In Arabic, Eid means festival and Adha means sacrifice. Eid al-Adha is the “Feast of Sacrifice” and is considered to be the holiest Islamic holiday of the year. It begins during the last month of the Islamic Calendar, on the 10th day of Duhl-Hijjah, at the time of the Hajj, the annual pilgrimage to Mecca.
Eid al-Adha commemorates the willingness of the Prophet Ibrahim, known as Abraham in Judaism and Christianity, to sacrifice his son Ismail as ordered by Allah. As Ibrahim is about to sacrifice Ismail, Allah replaces Ismail with a ram to be sacrificed instead.
In Judaism and Christianity, it is believed God asked Abraham to sacrifice his other son Isaac.

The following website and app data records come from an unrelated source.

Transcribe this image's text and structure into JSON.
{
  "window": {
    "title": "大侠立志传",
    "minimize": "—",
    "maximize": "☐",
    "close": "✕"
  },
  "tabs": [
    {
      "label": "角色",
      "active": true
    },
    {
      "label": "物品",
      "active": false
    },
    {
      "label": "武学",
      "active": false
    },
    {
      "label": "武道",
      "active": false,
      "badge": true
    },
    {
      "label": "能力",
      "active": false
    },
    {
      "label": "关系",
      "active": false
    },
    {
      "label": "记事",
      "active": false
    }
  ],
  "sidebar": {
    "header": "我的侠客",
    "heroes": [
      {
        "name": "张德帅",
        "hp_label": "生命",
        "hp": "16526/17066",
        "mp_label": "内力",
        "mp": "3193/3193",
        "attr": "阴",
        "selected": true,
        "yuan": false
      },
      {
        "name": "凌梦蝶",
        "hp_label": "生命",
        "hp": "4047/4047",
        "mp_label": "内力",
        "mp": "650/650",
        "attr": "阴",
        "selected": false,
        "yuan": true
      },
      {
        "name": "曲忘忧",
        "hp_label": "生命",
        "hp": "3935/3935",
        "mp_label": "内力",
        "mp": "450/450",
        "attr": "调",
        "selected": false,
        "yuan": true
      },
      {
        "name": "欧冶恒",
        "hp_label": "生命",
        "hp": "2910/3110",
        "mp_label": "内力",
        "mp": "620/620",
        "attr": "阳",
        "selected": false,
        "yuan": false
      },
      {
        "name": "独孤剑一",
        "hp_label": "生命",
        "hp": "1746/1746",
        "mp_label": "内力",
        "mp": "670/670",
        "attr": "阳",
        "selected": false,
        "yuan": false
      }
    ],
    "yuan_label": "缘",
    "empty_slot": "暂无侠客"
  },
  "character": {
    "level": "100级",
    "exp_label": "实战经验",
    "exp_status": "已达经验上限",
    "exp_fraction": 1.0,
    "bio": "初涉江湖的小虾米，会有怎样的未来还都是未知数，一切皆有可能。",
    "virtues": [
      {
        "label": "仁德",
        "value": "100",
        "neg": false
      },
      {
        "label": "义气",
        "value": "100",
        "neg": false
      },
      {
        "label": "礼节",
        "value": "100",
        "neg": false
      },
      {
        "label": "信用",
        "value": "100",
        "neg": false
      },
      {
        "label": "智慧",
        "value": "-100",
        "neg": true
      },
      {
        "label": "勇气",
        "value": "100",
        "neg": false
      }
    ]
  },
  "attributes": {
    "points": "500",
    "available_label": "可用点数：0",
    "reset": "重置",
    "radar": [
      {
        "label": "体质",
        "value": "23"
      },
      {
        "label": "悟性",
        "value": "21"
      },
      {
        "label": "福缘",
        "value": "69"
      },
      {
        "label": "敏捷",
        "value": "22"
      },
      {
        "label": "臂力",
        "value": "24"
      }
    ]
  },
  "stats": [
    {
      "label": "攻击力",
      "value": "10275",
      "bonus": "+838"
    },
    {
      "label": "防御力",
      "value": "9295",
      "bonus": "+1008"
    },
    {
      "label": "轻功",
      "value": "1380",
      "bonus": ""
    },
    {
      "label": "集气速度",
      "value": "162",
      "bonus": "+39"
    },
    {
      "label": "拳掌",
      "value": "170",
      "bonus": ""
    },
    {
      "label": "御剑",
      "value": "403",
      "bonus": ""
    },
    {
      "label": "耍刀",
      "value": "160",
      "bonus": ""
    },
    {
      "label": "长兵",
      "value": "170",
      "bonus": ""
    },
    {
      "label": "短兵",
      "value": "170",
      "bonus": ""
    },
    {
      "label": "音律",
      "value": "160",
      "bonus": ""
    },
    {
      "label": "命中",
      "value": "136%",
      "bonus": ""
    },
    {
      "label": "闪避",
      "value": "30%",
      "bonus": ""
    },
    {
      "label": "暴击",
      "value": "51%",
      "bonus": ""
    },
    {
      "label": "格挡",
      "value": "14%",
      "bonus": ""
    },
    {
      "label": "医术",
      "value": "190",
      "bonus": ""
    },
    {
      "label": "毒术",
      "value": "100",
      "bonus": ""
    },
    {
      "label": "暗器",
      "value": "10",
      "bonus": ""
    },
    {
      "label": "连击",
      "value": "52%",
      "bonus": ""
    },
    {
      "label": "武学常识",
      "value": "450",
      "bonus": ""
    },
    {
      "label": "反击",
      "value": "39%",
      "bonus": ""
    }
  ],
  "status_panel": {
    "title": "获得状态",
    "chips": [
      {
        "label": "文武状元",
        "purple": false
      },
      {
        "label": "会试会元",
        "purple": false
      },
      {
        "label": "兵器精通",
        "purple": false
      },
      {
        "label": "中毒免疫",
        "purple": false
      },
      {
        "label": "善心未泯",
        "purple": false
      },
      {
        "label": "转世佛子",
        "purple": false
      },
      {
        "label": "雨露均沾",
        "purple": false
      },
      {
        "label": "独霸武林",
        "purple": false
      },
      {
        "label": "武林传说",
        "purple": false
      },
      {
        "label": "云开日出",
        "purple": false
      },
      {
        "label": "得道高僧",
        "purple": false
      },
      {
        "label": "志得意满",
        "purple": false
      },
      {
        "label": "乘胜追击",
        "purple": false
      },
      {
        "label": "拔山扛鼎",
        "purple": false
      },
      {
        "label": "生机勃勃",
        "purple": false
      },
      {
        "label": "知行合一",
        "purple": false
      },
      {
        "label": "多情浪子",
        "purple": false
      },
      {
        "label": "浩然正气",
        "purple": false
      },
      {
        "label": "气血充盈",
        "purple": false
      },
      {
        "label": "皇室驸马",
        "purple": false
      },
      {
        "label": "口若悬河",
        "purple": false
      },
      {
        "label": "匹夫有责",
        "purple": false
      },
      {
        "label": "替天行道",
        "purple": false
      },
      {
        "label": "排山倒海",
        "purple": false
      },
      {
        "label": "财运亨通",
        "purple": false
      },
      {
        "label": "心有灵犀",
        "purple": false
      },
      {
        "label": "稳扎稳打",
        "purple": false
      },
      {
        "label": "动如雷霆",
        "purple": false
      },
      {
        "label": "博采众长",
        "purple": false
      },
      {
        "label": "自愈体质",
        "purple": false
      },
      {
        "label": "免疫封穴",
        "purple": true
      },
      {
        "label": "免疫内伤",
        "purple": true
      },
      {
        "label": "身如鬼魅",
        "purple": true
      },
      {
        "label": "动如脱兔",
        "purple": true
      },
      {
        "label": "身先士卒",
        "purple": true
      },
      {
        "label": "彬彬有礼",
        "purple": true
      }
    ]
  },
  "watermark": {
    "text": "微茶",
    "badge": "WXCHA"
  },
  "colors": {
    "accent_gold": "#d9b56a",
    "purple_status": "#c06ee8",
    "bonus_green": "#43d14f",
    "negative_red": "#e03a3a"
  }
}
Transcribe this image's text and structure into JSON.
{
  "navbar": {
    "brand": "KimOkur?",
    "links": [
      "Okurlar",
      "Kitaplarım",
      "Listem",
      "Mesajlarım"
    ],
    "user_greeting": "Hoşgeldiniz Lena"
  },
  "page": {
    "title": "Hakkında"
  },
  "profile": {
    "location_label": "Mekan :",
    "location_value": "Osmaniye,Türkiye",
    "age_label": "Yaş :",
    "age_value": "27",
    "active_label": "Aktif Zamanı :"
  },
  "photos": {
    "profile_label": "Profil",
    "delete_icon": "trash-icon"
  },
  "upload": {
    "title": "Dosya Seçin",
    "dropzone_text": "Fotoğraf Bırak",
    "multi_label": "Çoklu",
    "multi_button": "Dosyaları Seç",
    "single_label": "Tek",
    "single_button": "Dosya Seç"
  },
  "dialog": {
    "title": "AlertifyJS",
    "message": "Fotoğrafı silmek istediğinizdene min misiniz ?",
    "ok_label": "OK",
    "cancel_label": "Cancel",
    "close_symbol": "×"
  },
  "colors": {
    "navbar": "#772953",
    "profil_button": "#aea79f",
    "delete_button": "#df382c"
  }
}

This holiday is traditionally celebrated with the symbolic sacrifice of a lamb, goat, or cow to represent the ram which was sacrificed instead of Ismail. The sacrifice is made after the special morning prayer, Salat al-Eid, and is to be divided into thirds to share with family, friends, and the needy.
Today, the sacrifice can be carried out by butchers or in slaughterhouses; however there are some countries that complete the sacrifice in large open areas or in the streets.
Eid al-Adha lasts four days is an opportunity for family and friends to gather and spend quality time together. Festive dishes are often centered around the animal sacrifice and are therefore usually savory. Because of this, the nickname “Salty Eid” was given to this holiday.
Those who make the pilgrimage to Mecca may visit the Ka’Bah shrine, which is believed to have been constructed by Ibrahim and Ismail and is the most important monument in Islam. They might also visit Jamarat Bridge, where Ibrahim was said to have thrown stones at the devil when he tempted Ibrahim to save Ismail rather than sacrifice him.
This year, Eid al-Adha begins on the evening of July 19, 2021 and ends on the evening of July 23, 2021. Please wish Muslims you know “Eid Mubarak”, meaning “Blessed Eid”!